Create Planners and Control Distractors
Using SMART goals—an acronym for specific, measurable, attainable, relevant, and time-based—to set realistic and achievable targets is essential in creating a plan. Learning how to prioritise your goals is a skill that must be practised regularly. For instance, evaluate the urgency of the task, available resources to finish the work, deadline of the submission, and examine another potential commitment interfering in this process.
Setting manageable goals should be followed by creating a checklist based on the priority that each task deserves. Next, identify distractors and obstacles on your work completion journey. A noisy room? An unfavourable time of the day? Lack of resources available? Focus on the measures required to avoid or problem-solve these situations. For example, researchers recommend a table-chair workplace setting to be more productive, in comparison to working on a bed or couch. Basically, control the stimulus before it distracts you from your goal.
Commit After Experience
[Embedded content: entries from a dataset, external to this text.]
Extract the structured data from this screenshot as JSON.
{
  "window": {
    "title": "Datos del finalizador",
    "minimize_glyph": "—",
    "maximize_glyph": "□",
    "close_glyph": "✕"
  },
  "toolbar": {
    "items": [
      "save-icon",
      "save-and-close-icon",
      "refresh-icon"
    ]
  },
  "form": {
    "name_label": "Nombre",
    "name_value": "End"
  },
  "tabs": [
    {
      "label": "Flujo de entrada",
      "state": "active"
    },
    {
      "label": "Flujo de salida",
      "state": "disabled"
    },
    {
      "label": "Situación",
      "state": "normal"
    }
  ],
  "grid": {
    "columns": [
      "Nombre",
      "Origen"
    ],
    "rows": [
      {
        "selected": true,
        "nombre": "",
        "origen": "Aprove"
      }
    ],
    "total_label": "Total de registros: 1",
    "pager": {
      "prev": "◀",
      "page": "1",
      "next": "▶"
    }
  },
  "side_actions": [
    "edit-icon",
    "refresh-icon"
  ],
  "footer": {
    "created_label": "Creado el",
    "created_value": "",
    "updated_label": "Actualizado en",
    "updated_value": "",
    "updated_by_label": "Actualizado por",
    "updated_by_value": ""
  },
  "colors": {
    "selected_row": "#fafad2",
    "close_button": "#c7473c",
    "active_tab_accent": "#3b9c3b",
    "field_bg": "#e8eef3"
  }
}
Prior circumstances, stress, boredom, or worry can hinder a seamless work experience. Therefore, behaviour therapists suggest allowing a testing period of fifteen minutes into a task, to evaluate and decide whether one wants to continue with the work and commit to finishing it. Expending minimum effort for a few minutes might allow overcome procrastination.
In conclusion, procrastination involves self-regulatory work. En route to overcoming procrastination, one can seek the support of their peers, friends, and family members, who can help facilitate intrinsic or extrinsic motivation. However, if procrastination grows to become a major concern in one's life, consider turning to professional help to gauge and work on the root cause of the behaviour, underlying factors such as disturbing thoughts or emotional barriers, etc.